[Page and application data records]
================================

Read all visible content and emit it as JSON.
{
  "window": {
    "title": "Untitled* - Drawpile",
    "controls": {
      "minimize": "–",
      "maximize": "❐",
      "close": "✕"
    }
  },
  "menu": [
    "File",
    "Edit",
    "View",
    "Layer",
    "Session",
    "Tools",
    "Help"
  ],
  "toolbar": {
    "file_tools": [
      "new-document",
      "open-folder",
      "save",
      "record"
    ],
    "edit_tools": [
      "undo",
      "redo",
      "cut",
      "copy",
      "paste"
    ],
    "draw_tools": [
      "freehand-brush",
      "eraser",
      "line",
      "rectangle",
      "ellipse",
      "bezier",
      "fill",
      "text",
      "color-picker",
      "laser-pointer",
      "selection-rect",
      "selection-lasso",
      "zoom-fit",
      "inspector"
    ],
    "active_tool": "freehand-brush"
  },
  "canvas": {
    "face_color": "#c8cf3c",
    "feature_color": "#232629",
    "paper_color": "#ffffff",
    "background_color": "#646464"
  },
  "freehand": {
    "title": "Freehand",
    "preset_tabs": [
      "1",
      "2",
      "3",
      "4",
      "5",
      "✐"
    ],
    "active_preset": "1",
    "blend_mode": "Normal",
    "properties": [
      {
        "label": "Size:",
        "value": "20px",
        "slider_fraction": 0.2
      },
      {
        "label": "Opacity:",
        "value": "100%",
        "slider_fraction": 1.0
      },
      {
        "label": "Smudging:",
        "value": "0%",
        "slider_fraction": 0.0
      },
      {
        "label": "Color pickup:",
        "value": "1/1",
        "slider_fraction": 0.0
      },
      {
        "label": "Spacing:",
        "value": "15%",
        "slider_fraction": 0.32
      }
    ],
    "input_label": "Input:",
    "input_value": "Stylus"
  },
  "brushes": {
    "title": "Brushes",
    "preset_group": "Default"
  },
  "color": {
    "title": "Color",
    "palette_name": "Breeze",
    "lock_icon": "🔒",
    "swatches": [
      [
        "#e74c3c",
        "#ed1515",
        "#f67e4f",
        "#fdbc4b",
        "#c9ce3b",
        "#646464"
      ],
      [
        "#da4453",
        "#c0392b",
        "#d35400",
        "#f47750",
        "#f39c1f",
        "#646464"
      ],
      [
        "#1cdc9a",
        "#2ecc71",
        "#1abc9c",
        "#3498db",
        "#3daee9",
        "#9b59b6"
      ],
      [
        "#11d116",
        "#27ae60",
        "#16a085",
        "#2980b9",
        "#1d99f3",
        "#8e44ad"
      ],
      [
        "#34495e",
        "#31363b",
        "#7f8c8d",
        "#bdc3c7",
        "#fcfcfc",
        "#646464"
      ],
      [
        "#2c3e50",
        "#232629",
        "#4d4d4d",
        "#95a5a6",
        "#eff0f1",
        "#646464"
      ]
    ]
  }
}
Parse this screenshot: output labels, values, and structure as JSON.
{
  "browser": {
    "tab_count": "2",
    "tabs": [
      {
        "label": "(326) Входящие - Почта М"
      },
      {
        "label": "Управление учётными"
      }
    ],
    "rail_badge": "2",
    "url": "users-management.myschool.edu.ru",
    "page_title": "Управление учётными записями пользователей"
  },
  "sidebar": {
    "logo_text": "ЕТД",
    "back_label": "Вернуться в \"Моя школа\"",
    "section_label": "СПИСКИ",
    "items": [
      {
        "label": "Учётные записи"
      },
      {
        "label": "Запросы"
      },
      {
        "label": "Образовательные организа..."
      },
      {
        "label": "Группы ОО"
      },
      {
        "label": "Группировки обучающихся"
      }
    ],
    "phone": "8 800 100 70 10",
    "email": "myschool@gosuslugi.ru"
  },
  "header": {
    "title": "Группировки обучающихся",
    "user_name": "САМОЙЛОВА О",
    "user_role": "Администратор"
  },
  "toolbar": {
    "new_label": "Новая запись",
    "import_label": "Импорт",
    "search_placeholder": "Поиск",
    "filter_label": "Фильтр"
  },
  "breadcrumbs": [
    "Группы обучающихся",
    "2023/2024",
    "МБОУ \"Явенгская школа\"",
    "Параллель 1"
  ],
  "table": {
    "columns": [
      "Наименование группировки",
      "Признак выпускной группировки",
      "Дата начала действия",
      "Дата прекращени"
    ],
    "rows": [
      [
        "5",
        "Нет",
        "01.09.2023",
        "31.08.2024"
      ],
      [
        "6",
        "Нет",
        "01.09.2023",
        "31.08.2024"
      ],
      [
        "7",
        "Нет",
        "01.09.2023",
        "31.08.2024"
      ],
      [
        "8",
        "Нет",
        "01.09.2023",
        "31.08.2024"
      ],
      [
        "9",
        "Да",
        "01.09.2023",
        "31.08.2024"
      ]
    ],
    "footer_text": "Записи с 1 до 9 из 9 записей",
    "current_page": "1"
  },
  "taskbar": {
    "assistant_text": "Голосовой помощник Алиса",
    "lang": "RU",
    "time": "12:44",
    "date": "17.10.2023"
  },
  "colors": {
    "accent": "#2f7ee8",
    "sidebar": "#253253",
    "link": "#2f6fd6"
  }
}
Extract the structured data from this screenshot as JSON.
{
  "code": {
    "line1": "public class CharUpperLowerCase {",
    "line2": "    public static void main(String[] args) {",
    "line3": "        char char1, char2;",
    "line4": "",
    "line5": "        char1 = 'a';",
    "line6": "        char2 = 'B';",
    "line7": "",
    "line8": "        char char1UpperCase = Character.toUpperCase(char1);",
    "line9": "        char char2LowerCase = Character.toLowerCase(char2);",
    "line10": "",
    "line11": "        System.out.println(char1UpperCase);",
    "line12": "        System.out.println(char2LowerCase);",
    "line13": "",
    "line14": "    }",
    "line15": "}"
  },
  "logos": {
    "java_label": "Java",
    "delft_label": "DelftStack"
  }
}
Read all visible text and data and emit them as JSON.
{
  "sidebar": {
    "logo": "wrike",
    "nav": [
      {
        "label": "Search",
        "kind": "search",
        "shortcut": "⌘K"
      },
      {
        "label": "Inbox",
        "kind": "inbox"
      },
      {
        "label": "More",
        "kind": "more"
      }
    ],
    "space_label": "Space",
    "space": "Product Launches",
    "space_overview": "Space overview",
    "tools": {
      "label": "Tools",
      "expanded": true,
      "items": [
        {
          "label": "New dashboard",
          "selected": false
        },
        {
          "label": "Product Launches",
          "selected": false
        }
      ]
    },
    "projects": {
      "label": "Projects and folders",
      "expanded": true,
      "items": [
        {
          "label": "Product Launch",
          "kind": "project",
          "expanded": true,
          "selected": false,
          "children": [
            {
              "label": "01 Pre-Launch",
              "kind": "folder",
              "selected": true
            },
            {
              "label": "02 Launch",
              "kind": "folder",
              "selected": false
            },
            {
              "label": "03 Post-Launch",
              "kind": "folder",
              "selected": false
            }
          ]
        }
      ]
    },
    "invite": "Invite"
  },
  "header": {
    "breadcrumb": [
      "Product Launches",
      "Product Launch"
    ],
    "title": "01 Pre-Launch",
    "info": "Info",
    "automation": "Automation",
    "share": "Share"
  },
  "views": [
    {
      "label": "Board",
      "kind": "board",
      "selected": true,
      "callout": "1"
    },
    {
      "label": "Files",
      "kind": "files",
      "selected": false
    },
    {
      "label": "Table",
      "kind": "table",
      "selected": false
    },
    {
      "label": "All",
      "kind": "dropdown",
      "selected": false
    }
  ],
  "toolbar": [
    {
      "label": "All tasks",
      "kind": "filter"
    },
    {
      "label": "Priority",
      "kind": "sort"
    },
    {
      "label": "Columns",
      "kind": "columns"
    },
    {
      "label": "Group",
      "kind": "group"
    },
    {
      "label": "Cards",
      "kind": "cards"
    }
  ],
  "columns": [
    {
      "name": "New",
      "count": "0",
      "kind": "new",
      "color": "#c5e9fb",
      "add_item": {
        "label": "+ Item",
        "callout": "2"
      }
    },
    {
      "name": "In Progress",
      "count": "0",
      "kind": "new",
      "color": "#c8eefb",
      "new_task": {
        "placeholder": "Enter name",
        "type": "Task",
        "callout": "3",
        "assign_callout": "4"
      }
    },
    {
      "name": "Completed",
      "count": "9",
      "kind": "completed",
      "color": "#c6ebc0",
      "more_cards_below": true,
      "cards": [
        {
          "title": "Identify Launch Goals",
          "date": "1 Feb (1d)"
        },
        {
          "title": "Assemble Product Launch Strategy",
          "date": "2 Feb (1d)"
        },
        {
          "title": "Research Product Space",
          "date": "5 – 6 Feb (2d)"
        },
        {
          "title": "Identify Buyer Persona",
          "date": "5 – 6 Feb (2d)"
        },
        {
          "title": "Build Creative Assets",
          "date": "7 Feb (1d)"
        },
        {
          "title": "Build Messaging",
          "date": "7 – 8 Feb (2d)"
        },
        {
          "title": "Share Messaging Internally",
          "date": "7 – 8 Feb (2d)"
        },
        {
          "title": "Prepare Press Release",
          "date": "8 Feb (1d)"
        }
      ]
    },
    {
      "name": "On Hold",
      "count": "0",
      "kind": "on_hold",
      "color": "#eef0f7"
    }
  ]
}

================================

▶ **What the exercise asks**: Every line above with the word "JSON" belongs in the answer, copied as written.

▶ **Expected output**:
Read all visible content and emit it as JSON.
Parse this screenshot: output labels, values, and structure as JSON.
Extract the structured data from this screenshot as JSON.
Read all visible text and data and emit them as JSON.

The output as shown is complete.